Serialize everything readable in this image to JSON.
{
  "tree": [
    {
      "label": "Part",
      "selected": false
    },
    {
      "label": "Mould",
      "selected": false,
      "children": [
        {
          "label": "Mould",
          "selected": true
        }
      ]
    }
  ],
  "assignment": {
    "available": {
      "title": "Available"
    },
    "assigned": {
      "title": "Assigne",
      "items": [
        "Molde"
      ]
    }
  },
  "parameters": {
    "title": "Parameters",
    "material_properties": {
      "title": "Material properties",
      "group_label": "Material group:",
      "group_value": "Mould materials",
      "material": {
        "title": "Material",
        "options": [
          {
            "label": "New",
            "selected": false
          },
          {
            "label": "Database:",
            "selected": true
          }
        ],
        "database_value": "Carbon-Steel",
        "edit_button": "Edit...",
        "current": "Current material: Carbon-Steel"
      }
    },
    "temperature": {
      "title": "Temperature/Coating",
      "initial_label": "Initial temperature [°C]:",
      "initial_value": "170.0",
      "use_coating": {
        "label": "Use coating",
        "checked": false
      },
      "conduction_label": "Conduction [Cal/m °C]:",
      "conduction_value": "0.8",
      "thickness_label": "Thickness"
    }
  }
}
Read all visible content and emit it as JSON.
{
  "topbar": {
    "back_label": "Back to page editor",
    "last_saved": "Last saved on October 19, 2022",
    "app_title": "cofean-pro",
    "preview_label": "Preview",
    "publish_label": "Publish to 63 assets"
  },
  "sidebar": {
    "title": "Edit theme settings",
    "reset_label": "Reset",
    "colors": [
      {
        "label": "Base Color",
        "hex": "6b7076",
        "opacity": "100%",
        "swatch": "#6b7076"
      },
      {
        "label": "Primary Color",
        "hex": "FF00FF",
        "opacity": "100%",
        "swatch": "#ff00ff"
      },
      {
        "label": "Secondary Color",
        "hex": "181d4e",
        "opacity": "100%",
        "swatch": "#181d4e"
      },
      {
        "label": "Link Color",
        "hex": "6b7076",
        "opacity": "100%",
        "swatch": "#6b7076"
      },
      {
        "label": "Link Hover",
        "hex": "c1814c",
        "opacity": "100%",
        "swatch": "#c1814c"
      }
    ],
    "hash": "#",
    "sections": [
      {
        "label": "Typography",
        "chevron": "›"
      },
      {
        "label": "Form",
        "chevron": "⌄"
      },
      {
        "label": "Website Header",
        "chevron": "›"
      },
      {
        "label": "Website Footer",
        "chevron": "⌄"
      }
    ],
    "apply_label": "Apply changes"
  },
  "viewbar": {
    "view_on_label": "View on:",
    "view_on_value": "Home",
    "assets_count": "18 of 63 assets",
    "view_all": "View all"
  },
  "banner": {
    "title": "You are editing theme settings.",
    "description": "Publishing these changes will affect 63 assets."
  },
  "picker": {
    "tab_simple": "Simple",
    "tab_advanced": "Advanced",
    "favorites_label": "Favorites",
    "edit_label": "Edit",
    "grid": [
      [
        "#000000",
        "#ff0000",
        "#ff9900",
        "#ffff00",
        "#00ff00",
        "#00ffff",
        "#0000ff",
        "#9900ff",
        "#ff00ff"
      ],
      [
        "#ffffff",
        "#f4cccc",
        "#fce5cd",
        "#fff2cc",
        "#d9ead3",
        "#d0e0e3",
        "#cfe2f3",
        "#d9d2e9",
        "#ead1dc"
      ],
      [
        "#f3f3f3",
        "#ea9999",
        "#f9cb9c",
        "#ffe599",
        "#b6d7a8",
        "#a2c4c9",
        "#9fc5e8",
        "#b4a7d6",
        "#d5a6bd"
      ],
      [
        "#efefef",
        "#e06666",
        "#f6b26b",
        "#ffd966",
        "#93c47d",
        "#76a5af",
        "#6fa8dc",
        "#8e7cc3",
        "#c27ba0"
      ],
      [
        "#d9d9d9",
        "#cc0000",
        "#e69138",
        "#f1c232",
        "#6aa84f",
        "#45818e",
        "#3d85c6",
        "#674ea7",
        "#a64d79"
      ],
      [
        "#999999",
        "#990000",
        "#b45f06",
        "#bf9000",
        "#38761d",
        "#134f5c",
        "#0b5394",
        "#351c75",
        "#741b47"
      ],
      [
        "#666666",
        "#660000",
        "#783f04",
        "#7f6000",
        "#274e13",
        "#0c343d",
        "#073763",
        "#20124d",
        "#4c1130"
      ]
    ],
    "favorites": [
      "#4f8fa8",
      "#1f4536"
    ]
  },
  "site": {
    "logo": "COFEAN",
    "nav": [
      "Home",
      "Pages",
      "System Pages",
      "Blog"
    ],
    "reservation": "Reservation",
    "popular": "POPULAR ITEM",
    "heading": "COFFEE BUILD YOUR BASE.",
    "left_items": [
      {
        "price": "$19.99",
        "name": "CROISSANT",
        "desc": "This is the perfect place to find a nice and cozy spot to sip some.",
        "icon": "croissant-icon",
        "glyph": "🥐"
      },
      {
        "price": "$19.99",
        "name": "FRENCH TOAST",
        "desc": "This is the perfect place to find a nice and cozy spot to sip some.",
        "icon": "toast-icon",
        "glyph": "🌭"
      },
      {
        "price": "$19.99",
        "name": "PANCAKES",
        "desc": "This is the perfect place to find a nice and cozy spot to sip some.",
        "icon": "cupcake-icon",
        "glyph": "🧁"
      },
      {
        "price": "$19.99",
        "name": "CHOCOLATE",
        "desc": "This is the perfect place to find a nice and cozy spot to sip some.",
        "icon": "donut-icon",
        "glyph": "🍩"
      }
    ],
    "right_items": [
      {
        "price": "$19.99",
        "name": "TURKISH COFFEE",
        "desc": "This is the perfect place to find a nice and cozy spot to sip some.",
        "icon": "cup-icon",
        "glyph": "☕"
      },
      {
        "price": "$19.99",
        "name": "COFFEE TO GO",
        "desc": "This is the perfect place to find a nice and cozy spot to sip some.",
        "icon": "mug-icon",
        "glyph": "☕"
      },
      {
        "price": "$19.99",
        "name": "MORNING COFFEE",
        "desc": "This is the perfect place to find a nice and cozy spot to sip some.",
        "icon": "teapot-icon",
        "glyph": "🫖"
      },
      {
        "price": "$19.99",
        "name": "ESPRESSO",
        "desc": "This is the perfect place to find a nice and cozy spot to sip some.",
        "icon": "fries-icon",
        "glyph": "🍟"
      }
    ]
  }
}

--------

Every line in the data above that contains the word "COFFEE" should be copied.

    "heading": "COFFEE BUILD YOUR BASE.",
        "name": "TURKISH COFFEE",
        "name": "COFFEE TO GO",
        "name": "MORNING COFFEE",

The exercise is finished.